During the course of the event, attendees were also shown heather cutting and the impact of conservation grazing, and there was a chance for some to air concerns about forest expansion and the impact that trees can have on wader productivity. There was then a constructive discussion about the role of predator control and the realities of delivering this kind of work in a modern landscape. 

Patrick Laurie runs the Soil Association’s Farming with Nature program and was on hand to facilitate the day. He afterwards said “this is the first time that Working for Waders has gone out to gather ideas from people on the ground, and the reaction has been really positive. Lots of farmers are tired of being blamed for the decline of iconic birds like lapwings and curlews, and it’s clear that people are keen for a change of direction. There are plenty of things that farmers can do which will benefit waders and also contribute to the profitability of their business; today was about recognizing that, and demonstrating that conservation can work hand in hand with modern agriculture”. 
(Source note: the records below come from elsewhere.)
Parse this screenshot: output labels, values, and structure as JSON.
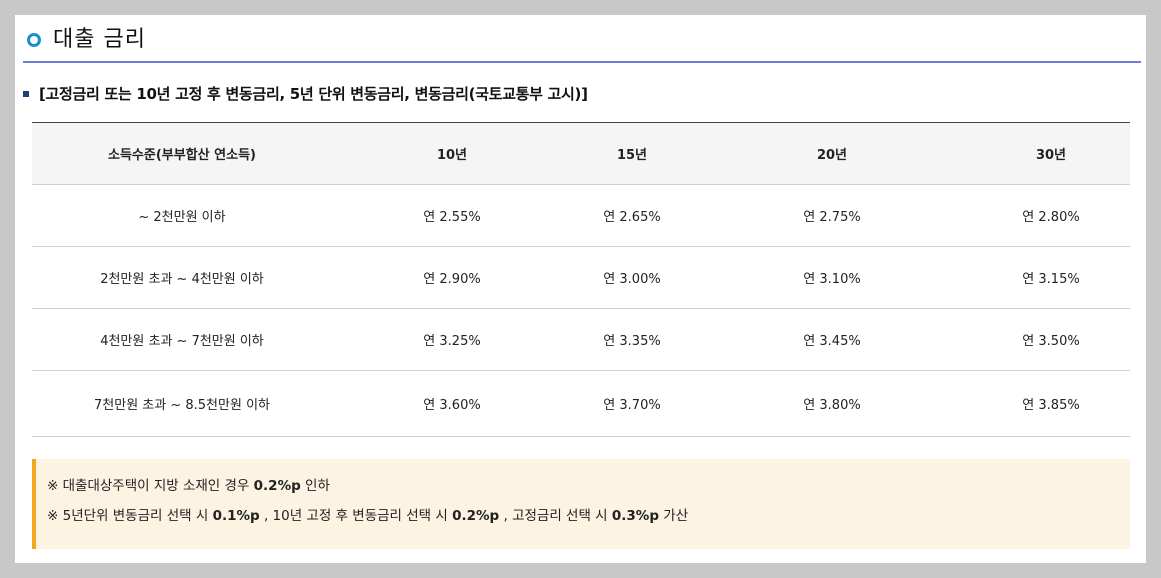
{
  "section": {
    "title": "대출 금리"
  },
  "subheading": "[고정금리 또는 10년 고정 후 변동금리, 5년 단위 변동금리, 변동금리(국토교통부 고시)]",
  "table": {
    "headers": [
      "소득수준(부부합산 연소득)",
      "10년",
      "15년",
      "20년",
      "30년"
    ],
    "rows": [
      [
        "~ 2천만원 이하",
        "연 2.55%",
        "연 2.65%",
        "연 2.75%",
        "연 2.80%"
      ],
      [
        "2천만원 초과 ~ 4천만원 이하",
        "연 2.90%",
        "연 3.00%",
        "연 3.10%",
        "연 3.15%"
      ],
      [
        "4천만원 초과 ~ 7천만원 이하",
        "연 3.25%",
        "연 3.35%",
        "연 3.45%",
        "연 3.50%"
      ],
      [
        "7천만원 초과 ~ 8.5천만원 이하",
        "연 3.60%",
        "연 3.70%",
        "연 3.80%",
        "연 3.85%"
      ]
    ]
  },
  "notes": {
    "line1": {
      "prefix": "※ 대출대상주택이 지방 소재인 경우 ",
      "bold": "0.2%p",
      "suffix": " 인하"
    },
    "line2": {
      "p1": "※ 5년단위 변동금리 선택 시 ",
      "b1": "0.1%p",
      "p2": " , 10년 고정 후 변동금리 선택 시 ",
      "b2": "0.2%p",
      "p3": " , 고정금리 선택 시 ",
      "b3": "0.3%p",
      "p4": " 가산"
    }
  },
  "colors": {
    "accent_ring": "#1a8fd0",
    "heading_rule": "#6b7fd6",
    "note_bar": "#f5a623",
    "note_bg": "#fdf3e3"
  }
}
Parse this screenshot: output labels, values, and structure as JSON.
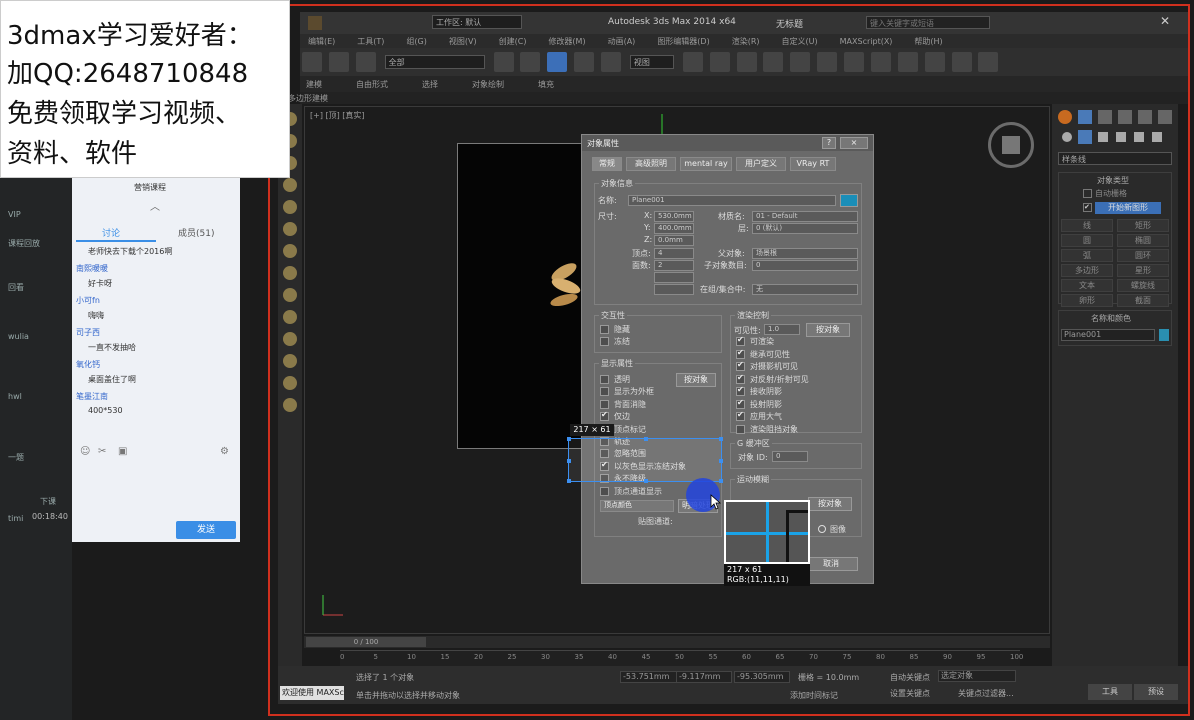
{
  "promo": {
    "line1": "3dmax学习爱好者：",
    "line2": "加QQ:2648710848",
    "line3": "免费领取学习视频、",
    "line4": "资料、软件"
  },
  "max": {
    "app_title": "Autodesk 3ds Max  2014 x64",
    "doc_title": "无标题",
    "workspace": "工作区: 默认",
    "search_placeholder": "键入关键字或短语",
    "menus": [
      "编辑(E)",
      "工具(T)",
      "组(G)",
      "视图(V)",
      "创建(C)",
      "修改器(M)",
      "动画(A)",
      "图形编辑器(D)",
      "渲染(R)",
      "自定义(U)",
      "MAXScript(X)",
      "帮助(H)"
    ],
    "ribbon_tabs": [
      "建模",
      "自由形式",
      "选择",
      "对象绘制",
      "填充"
    ],
    "sub_label": "多边形建模",
    "filter_all": "全部",
    "view_drop": "视图",
    "viewport_label": "[+] [顶] [真实]",
    "timeline": "0 / 100",
    "ruler_ticks": [
      "0",
      "5",
      "10",
      "15",
      "20",
      "25",
      "30",
      "35",
      "40",
      "45",
      "50",
      "55",
      "60",
      "65",
      "70",
      "75",
      "80",
      "85",
      "90",
      "95",
      "100"
    ]
  },
  "cmd_panel": {
    "category": "样条线",
    "object_type": "对象类型",
    "auto_grid": "自动栅格",
    "start_new_shape": "开始新图形",
    "shapes": [
      "线",
      "矩形",
      "圆",
      "椭圆",
      "弧",
      "圆环",
      "多边形",
      "星形",
      "文本",
      "螺旋线",
      "卵形",
      "截面"
    ],
    "name_color": "名称和颜色",
    "object_name": "Plane001"
  },
  "status": {
    "selected": "选择了 1 个对象",
    "hint": "单击并拖动以选择并移动对象",
    "welcome": "欢迎使用 MAXSc",
    "x": "-53.751mm",
    "y": "-9.117mm",
    "z": "-95.305mm",
    "grid": "栅格 = 10.0mm",
    "auto_key": "自动关键点",
    "set_key": "设置关键点",
    "sel_obj": "选定对象",
    "key_filter": "关键点过滤器...",
    "add_time_tag": "添加时间标记",
    "tools": "工具",
    "preset": "预设"
  },
  "dialog": {
    "title": "对象属性",
    "help": "?",
    "close": "×",
    "tabs": [
      "常规",
      "高级照明",
      "mental ray",
      "用户定义",
      "VRay RT"
    ],
    "info_group": "对象信息",
    "name_label": "名称:",
    "name_value": "Plane001",
    "dims_label": "尺寸:",
    "x_label": "X:",
    "x_value": "530.0mm",
    "y_label": "Y:",
    "y_value": "400.0mm",
    "z_label": "Z:",
    "z_value": "0.0mm",
    "material_label": "材质名:",
    "material_value": "01 - Default",
    "layer_label": "层:",
    "layer_value": "0 (默认)",
    "verts_label": "顶点:",
    "verts_value": "4",
    "faces_label": "面数:",
    "faces_value": "2",
    "parent_label": "父对象:",
    "parent_value": "场景根",
    "children_label": "子对象数目:",
    "children_value": "0",
    "group_label": "在组/集合中:",
    "group_value": "无",
    "interactivity": "交互性",
    "hide": "隐藏",
    "freeze": "冻结",
    "display_props": "显示属性",
    "by_object_btn": "按对象",
    "display_items": [
      "透明",
      "显示为外框",
      "背面消隐",
      "仅边",
      "顶点标记",
      "轨迹",
      "忽略范围",
      "以灰色显示冻结对象",
      "永不降级",
      "顶点通道显示"
    ],
    "vertex_color": "顶点颜色",
    "shaded": "明暗处理",
    "map_channel": "贴图通道:",
    "render_control": "渲染控制",
    "visibility_label": "可见性:",
    "visibility_value": "1.0",
    "render_items": [
      "可渲染",
      "继承可见性",
      "对摄影机可见",
      "对反射/折射可见",
      "接收阴影",
      "投射阴影",
      "应用大气",
      "渲染阻挡对象"
    ],
    "gbuffer": "G 缓冲区",
    "object_id_label": "对象 ID:",
    "object_id_value": "0",
    "motion_blur": "运动模糊",
    "image": "图像",
    "ok": "确定",
    "cancel": "取消"
  },
  "selection": {
    "size": "217 × 61",
    "readout_size": "217 x 61",
    "readout_rgb": "RGB:(11,11,11)"
  },
  "chat": {
    "marketing": "营销课程",
    "tab_discuss": "讨论",
    "tab_members": "成员(51)",
    "messages": [
      {
        "name": "",
        "text": "老师快去下载个2016啊"
      },
      {
        "name": "南熙暖暖",
        "text": "好卡呀"
      },
      {
        "name": "小可fn",
        "text": "嗨嗨"
      },
      {
        "name": "司子西",
        "text": "一直不发抽哈"
      },
      {
        "name": "氧化钙",
        "text": "桌面盖住了啊"
      },
      {
        "name": "笔墨江南",
        "text": "400*530"
      }
    ],
    "send": "发送",
    "side_labels": [
      "VIP",
      "课程回放",
      "回看",
      "wulia",
      "hwl",
      "一题",
      "下课",
      "timi"
    ],
    "time": "00:18:40"
  },
  "colors": {
    "accent": "#3c8ff0",
    "recording_frame": "#d0301e",
    "send_button": "#3a8ee6"
  }
}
This was echoed by Julia Stoddart, who sits on the the Working for Waders Raising Awareness and Best Practice Action Group. Julia said, “Wading birds need direct, on-the-ground action to halt and reverse their decline. Farmers and other land managers are best placed to carry out the vital conservation work required, and support to enable this work to happen is the driving force of the Working for Waders initiative. Events like today’s are crucial to getting the message out that waders can be saved, and that practical help exists to achieve positive change. We’re looking forward to following up with the farmers, gamekeepers and factors who came along to turn words into actions”.

Working For Waders